44. 10.181 KYLIX Men and youths PLATE XIX and FIGURE 29Height, 0.117 m.; diameter, 0.289 m. Broken, but complete except for nicks in the rim. The lip offset within; the hollow stem moulded at the junction with the foot; the concave edge of the foot reserved. Relief contours throughout, except for some details of the palmettes. Inner markings in brown. Red used for the wreaths and for two of the fillets, white for the remaining fillets. Ann. Rep. 1910, p. 62. Beazley, V.A., p. 157. Hoppin, i, p. 352, no. 7. Beazley, Att. V., p. 358, no. 39. Interior. A bearded man, wrapped in a black-bordered mantle, offers a white fillet to a youth. Both have wreaths on their heads. The exergue is reserved. Exterior, A. Four figures, divided into two groups by a Doric column. At the left, two men conversing. One holds a white fillet in both hands; the other rests his right hand on a stick. At the right, a youth standing with his back to the column. He has a white fillet bound round his head, and a red one about his right forearm. His left hand holds a branch. He is stretching out his right to receive another white fillet from a man standing opposite him. B. A man, leaning forward on his stick, offers a white fillet to a youth who holds out his hand to receive it. Beyond the youth a man in front view with a white fillet in his hands, turning his head to look at another man who holds a red fillet in his left hand and stretches out his right. All the figures, except the youth on side A, are wreathed. The youths are being decorated with fillets in recognition of athletic victories. See under i no. 16, p. 13 (Boston 10.178). About 460 B.C. By the Euaion painter, an earlier and finer work than no. 45 and no. 46 (Boston 01.8078 and Boston 91.223), approaching the level of the Demeter on his cup in the Bibliothèque Royale at Brussels. The style of the drawing is especially close to that of the cup in Edinburgh, Att. V., p. 358, no. 38. It also has eight figures on the exterior instead of ten, the usual number on his later works. The youths on the interior are almost exactly alike, except that the one on the Edinburgh cup holds a strigil in his right hand. On the art of the Euaion painter, its origins and affinities, see Beazley, Vases in Poland, pp. 35-6, 46-8. Several cups of this type (see figure 29) were decorated by the Euaion painter, e.g. no. 46, below (Boston 91.223), the Edinburgh cup, one in Munich, and one in the Louvre.1

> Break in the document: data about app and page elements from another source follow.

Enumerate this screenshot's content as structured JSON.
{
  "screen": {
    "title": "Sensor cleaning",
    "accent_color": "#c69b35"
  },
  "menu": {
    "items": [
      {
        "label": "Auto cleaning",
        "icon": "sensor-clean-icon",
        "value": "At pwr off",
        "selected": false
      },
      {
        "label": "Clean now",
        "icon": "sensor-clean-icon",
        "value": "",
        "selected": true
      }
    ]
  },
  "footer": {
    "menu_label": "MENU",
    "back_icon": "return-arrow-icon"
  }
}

M. H. Swindler, AJA 20 (1916), pp. 334-335; Bloesch 1940, p. 138, no. 1; M. Bieber, AJA 45 (1941), p. 532; ARV, p. 528, no. 50; Caskey & Beazley, II, p. 101, no. 44; Olympia in der Antike, Ausstellung, Essen, 18. Juni-28. August 1960, fig. 63; ARV2, p. 792, no. 60; Samos, Bd. 4 (1978), p. 104, under no. 197 (H. P. Isler); C. Weiss, AA 1988, p. 345, note 241; CVA, Kiel, 1, p. 107, under no. B 737 (B. Freyer-Schauenburg); Beazley Addenda 2, p. 290. Exhibited: Utah Museum of Fine Arts, 1988-1991 (Padgett 1988, pp. 44-45, no. 20, 2 illus.); Memphis Brooks Museum of Art, 1991-.